The ANSI A92 standards were published in December of 2018, and went into effect December 2019. This gave owners, operators, and companies a full year to become compliant with the new safety training regulations and requirements. If you are not yet compliant with the new A92 standards, it is imperative that you read the full documents, get the proper training, and become compliant as soon as possible.
If you are not certified as an MEWP (mobile elevating work platform) operator, you are now actually in violation and should not be operating any aerial work platform, until this certification has been obtained.
We highly recommend and suggest that operators that are NOT certified, stop operating aerial work platforms.
For example, OSHA is similar to the DOT. Just like you need a driver’s license to operate a vehicle, you also need to be certified and trained to operate a MEWP.
Again, ANYONE that operates or supervises the use of any sort of elevating platform, is subject to these standards.
Who can help me get the proper compliance training for the new regulations?
IPAF, the International Powered Access Federation, is a non-profit organization that promotes the safe and effective use of powered access equipment worldwide.
All Access Equipment is a certified IPAF Training Center, and we offer IPAF Operator Safety Training to qualify owners, operators, and supervisors under the new requirements and regulations. With every machine sale, we include the ANSI/SAIA Manual of Responsibilities as well as OSHA Fact Sheets for safe MEWP operation. Anyone who works with or around a MEWP should be familiar with and adhering to the new safe use standards put in place by ANSI immediately.
You can purchase the ANSI/SAIA Manual of Responsibilities here.

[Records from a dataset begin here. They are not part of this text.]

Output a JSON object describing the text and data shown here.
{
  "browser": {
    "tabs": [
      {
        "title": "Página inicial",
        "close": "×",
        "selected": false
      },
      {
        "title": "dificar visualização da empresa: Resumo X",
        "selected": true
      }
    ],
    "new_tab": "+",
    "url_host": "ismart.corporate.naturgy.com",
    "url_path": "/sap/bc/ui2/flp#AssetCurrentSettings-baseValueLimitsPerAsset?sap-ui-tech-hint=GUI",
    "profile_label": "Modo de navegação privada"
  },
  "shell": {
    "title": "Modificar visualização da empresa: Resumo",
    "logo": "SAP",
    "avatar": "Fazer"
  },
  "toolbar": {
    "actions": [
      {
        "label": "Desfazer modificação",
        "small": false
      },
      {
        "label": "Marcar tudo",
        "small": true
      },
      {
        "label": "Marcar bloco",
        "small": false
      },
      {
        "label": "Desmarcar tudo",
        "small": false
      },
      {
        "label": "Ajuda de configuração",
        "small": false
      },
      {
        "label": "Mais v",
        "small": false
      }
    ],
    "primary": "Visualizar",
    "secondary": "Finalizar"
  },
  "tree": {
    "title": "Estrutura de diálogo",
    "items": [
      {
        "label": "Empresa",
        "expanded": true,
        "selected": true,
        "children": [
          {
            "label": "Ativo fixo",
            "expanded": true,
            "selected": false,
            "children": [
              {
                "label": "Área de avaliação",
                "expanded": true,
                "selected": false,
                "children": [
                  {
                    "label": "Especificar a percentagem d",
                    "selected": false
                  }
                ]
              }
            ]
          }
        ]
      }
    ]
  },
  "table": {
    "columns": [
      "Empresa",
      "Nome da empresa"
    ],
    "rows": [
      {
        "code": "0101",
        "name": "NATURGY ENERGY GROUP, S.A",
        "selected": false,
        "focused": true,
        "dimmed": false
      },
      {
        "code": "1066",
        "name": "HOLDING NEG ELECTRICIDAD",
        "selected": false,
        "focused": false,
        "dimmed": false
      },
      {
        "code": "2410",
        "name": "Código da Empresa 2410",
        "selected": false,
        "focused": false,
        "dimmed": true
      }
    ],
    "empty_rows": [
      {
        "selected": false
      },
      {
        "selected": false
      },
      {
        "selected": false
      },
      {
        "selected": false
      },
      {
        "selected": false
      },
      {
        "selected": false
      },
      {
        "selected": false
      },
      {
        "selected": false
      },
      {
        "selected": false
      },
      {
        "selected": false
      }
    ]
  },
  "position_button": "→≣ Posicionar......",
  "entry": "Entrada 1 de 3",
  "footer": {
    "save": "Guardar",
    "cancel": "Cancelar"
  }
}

If you purchased a CMC lift from All Access Equipment, one was provided in the back of your owner's manual.
To learn more about the ANSI A92 standards, click here.